• [The task] The answer consists solely of the data below, reproduced exactly.

[Supplied records — start]

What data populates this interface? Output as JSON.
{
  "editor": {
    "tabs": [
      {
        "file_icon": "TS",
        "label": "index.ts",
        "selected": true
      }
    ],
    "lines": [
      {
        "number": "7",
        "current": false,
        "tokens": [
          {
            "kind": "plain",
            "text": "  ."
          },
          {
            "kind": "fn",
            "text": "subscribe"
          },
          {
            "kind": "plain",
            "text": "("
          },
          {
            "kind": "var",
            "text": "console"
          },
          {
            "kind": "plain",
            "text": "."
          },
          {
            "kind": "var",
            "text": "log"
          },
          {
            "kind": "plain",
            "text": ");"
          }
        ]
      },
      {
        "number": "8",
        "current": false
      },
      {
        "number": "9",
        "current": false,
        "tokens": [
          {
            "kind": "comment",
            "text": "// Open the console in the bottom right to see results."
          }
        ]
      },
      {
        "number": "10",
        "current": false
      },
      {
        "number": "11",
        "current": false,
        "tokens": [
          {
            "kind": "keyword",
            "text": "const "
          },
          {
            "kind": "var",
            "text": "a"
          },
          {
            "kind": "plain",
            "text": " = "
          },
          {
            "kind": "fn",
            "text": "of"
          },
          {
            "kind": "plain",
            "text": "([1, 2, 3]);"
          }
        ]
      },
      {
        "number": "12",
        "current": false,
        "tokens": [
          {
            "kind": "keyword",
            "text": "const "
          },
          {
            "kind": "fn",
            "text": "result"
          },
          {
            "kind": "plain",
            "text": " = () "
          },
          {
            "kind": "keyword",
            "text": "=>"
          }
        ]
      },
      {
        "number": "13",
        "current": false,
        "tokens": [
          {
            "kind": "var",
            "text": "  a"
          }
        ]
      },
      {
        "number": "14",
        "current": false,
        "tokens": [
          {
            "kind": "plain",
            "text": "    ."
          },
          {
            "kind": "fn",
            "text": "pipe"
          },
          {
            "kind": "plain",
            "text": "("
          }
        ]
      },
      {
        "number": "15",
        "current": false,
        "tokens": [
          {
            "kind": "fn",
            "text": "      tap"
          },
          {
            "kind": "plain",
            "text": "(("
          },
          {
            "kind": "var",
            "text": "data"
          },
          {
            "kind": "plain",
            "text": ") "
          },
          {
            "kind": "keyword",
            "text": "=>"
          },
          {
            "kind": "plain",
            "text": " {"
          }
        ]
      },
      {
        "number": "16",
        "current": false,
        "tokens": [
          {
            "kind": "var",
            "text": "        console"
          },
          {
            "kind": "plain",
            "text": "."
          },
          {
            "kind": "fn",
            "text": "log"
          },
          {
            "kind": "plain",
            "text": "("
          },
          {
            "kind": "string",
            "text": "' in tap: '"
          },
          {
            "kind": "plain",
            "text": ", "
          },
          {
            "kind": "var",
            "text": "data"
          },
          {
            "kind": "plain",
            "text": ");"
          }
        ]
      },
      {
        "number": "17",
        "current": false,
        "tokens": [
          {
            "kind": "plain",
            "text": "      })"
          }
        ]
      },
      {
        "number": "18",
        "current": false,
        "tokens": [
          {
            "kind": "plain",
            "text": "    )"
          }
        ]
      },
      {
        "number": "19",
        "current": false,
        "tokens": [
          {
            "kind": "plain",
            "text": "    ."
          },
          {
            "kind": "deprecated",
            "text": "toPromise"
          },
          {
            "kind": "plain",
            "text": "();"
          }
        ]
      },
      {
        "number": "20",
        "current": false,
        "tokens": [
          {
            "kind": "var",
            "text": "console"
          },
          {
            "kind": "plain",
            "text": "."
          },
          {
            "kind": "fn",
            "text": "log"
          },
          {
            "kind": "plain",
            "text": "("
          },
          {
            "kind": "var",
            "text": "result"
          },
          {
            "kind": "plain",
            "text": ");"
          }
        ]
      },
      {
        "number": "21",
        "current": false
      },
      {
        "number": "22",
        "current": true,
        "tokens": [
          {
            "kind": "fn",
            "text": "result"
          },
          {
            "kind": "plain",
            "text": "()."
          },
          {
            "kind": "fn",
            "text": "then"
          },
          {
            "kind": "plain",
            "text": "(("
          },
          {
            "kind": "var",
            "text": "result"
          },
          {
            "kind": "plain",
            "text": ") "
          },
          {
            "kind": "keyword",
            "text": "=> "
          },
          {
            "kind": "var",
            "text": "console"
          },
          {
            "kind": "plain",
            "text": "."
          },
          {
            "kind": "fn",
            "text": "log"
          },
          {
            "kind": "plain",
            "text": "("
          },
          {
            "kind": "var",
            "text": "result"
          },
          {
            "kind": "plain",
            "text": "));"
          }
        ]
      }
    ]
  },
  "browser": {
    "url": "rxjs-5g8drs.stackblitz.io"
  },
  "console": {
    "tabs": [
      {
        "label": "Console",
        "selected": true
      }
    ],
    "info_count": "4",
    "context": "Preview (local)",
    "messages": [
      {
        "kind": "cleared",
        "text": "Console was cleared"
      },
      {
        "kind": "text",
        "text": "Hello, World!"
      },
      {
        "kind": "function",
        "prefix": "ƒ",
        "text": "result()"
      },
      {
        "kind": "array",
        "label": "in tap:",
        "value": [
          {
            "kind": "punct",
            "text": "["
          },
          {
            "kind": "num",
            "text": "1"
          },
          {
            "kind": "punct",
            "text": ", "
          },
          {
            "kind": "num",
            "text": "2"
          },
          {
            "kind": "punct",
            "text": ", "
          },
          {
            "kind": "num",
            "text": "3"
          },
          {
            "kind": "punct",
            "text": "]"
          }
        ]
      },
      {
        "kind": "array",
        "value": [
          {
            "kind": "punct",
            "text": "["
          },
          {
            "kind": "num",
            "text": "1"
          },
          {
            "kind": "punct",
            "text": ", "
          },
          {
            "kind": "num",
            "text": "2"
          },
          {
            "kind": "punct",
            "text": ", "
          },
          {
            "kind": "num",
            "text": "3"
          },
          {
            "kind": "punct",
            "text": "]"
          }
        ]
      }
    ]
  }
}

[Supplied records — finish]

• [Answer box]
What data populates this interface? Output as JSON.
{
  "editor": {
    "tabs": [
      {
        "file_icon": "TS",
        "label": "index.ts",
        "selected": true
      }
    ],
    "lines": [
      {
        "number": "7",
        "current": false,
        "tokens": [
          {
            "kind": "plain",
            "text": "  ."
          },
          {
            "kind": "fn",
            "text": "subscribe"
          },
          {
            "kind": "plain",
            "text": "("
          },
          {
            "kind": "var",
            "text": "console"
          },
          {
            "kind": "plain",
            "text": "."
          },
          {
            "kind": "var",
            "text": "log"
          },
          {
            "kind": "plain",
            "text": ");"
          }
        ]
      },
      {
        "number": "8",
        "current": false
      },
      {
        "number": "9",
        "current": false,
        "tokens": [
          {
            "kind": "comment",
            "text": "// Open the console in the bottom right to see results."
          }
        ]
      },
      {
        "number": "10",
        "current": false
      },
      {
        "number": "11",
        "current": false,
        "tokens": [
          {
            "kind": "keyword",
            "text": "const "
          },
          {
            "kind": "var",
            "text": "a"
          },
          {
            "kind": "plain",
            "text": " = "
          },
          {
            "kind": "fn",
            "text": "of"
          },
          {
            "kind": "plain",
            "text": "([1, 2, 3]);"
          }
        ]
      },
      {
        "number": "12",
        "current": false,
        "tokens": [
          {
            "kind": "keyword",
            "text": "const "
          },
          {
            "kind": "fn",
            "text": "result"
          },
          {
            "kind": "plain",
            "text": " = () "
          },
          {
            "kind": "keyword",
            "text": "=>"
          }
        ]
      },
      {
        "number": "13",
        "current": false,
        "tokens": [
          {
            "kind": "var",
            "text": "  a"
          }
        ]
      },
      {
        "number": "14",
        "current": false,
        "tokens": [
          {
            "kind": "plain",
            "text": "    ."
          },
          {
            "kind": "fn",
            "text": "pipe"
          },
          {
            "kind": "plain",
            "text": "("
          }
        ]
      },
      {
        "number": "15",
        "current": false,
        "tokens": [
          {
            "kind": "fn",
            "text": "      tap"
          },
          {
            "kind": "plain",
            "text": "(("
          },
          {
            "kind": "var",
            "text": "data"
          },
          {
            "kind": "plain",
            "text": ") "
          },
          {
            "kind": "keyword",
            "text": "=>"
          },
          {
            "kind": "plain",
            "text": " {"
          }
        ]
      },
      {
        "number": "16",
        "current": false,
        "tokens": [
          {
            "kind": "var",
            "text": "        console"
          },
          {
            "kind": "plain",
            "text": "."
          },
          {
            "kind": "fn",
            "text": "log"
          },
          {
            "kind": "plain",
            "text": "("
          },
          {
            "kind": "string",
            "text": "' in tap: '"
          },
          {
            "kind": "plain",
            "text": ", "
          },
          {
            "kind": "var",
            "text": "data"
          },
          {
            "kind": "plain",
            "text": ");"
          }
        ]
      },
      {
        "number": "17",
        "current": false,
        "tokens": [
          {
            "kind": "plain",
            "text": "      })"
          }
        ]
      },
      {
        "number": "18",
        "current": false,
        "tokens": [
          {
            "kind": "plain",
            "text": "    )"
          }
        ]
      },
      {
        "number": "19",
        "current": false,
        "tokens": [
          {
            "kind": "plain",
            "text": "    ."
          },
          {
            "kind": "deprecated",
            "text": "toPromise"
          },
          {
            "kind": "plain",
            "text": "();"
          }
        ]
      },
      {
        "number": "20",
        "current": false,
        "tokens": [
          {
            "kind": "var",
            "text": "console"
          },
          {
            "kind": "plain",
            "text": "."
          },
          {
            "kind": "fn",
            "text": "log"
          },
          {
            "kind": "plain",
            "text": "("
          },
          {
            "kind": "var",
            "text": "result"
          },
          {
            "kind": "plain",
            "text": ");"
          }
        ]
      },
      {
        "number": "21",
        "current": false
      },
      {
        "number": "22",
        "current": true,
        "tokens": [
          {
            "kind": "fn",
            "text": "result"
          },
          {
            "kind": "plain",
            "text": "()."
          },
          {
            "kind": "fn",
            "text": "then"
          },
          {
            "kind": "plain",
            "text": "(("
          },
          {
            "kind": "var",
            "text": "result"
          },
          {
            "kind": "plain",
            "text": ") "
          },
          {
            "kind": "keyword",
            "text": "=> "
          },
          {
            "kind": "var",
            "text": "console"
          },
          {
            "kind": "plain",
            "text": "."
          },
          {
            "kind": "fn",
            "text": "log"
          },
          {
            "kind": "plain",
            "text": "("
          },
          {
            "kind": "var",
            "text": "result"
          },
          {
            "kind": "plain",
            "text": "));"
          }
        ]
      }
    ]
  },
  "browser": {
    "url": "rxjs-5g8drs.stackblitz.io"
  },
  "console": {
    "tabs": [
      {
        "label": "Console",
        "selected": true
      }
    ],
    "info_count": "4",
    "context": "Preview (local)",
    "messages": [
      {
        "kind": "cleared",
        "text": "Console was cleared"
      },
      {
        "kind": "text",
        "text": "Hello, World!"
      },
      {
        "kind": "function",
        "prefix": "ƒ",
        "text": "result()"
      },
      {
        "kind": "array",
        "label": "in tap:",
        "value": [
          {
            "kind": "punct",
            "text": "["
          },
          {
            "kind": "num",
            "text": "1"
          },
          {
            "kind": "punct",
            "text": ", "
          },
          {
            "kind": "num",
            "text": "2"
          },
          {
            "kind": "punct",
            "text": ", "
          },
          {
            "kind": "num",
            "text": "3"
          },
          {
            "kind": "punct",
            "text": "]"
          }
        ]
      },
      {
        "kind": "array",
        "value": [
          {
            "kind": "punct",
            "text": "["
          },
          {
            "kind": "num",
            "text": "1"
          },
          {
            "kind": "punct",
            "text": ", "
          },
          {
            "kind": "num",
            "text": "2"
          },
          {
            "kind": "punct",
            "text": ", "
          },
          {
            "kind": "num",
            "text": "3"
          },
          {
            "kind": "punct",
            "text": "]"
          }
        ]
      }
    ]
  }
}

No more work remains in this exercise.